━━━ Data for review ━━━
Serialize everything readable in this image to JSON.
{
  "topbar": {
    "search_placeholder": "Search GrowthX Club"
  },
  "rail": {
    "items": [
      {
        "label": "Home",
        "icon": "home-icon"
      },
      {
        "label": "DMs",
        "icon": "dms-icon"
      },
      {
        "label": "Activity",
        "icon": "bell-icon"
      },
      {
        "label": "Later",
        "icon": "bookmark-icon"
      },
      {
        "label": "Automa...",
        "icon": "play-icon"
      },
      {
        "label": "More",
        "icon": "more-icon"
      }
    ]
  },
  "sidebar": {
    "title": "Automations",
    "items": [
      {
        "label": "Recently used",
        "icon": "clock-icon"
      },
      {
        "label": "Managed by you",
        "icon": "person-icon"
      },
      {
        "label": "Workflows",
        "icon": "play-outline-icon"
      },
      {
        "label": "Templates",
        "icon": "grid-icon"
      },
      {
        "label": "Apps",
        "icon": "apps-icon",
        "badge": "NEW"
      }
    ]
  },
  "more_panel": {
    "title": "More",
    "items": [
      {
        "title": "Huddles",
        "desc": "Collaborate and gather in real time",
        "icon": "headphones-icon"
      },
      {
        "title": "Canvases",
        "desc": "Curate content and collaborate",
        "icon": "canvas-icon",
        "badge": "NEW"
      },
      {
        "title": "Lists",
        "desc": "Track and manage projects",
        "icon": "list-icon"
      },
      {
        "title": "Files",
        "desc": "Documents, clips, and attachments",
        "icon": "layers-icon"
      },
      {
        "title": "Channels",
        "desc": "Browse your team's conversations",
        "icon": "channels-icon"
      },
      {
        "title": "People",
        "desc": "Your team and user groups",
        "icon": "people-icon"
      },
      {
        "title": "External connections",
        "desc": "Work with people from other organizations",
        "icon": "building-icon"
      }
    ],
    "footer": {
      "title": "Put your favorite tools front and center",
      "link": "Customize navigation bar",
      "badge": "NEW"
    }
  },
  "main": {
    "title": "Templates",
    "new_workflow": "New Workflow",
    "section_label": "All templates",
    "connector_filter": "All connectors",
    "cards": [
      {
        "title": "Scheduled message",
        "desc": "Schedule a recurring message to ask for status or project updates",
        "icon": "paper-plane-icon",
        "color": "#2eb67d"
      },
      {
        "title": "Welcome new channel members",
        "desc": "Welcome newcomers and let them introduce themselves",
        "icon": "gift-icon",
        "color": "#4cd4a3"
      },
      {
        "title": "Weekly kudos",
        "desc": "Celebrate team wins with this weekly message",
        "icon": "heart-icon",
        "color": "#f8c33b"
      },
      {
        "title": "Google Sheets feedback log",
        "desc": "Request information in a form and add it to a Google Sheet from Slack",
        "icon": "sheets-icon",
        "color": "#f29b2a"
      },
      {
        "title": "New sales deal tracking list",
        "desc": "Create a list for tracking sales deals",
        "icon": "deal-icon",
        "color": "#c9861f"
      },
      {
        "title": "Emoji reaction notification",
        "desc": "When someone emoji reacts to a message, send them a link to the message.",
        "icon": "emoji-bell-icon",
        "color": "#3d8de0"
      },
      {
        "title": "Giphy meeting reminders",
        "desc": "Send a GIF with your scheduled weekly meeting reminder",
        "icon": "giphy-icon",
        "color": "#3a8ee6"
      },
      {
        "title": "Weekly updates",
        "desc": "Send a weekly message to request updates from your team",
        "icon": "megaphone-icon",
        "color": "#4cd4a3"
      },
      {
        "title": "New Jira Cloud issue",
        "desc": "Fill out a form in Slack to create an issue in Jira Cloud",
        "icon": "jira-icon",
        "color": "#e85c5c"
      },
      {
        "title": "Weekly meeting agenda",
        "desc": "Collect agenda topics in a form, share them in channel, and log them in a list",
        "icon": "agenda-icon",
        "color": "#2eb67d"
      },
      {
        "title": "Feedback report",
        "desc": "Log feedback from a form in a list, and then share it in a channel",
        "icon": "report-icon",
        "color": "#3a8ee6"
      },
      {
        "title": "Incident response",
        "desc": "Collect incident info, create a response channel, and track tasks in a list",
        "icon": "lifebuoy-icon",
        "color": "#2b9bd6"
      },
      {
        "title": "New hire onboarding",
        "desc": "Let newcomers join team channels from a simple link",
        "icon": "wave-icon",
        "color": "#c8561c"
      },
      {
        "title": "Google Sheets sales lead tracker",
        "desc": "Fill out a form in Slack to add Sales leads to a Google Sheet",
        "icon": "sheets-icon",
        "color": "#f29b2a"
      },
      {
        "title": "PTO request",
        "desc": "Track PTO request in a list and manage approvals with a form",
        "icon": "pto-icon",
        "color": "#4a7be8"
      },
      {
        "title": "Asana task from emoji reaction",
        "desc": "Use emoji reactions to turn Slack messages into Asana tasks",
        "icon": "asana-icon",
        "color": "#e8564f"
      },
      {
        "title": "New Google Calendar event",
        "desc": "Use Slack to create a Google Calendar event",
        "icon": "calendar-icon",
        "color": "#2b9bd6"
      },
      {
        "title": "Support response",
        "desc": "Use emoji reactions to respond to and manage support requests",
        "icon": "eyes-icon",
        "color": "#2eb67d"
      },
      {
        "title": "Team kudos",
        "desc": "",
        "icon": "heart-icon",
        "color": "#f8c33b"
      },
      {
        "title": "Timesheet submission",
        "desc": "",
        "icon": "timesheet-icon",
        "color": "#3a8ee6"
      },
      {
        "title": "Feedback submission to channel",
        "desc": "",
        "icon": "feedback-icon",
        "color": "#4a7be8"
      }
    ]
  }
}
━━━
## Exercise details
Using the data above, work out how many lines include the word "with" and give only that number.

## Response
4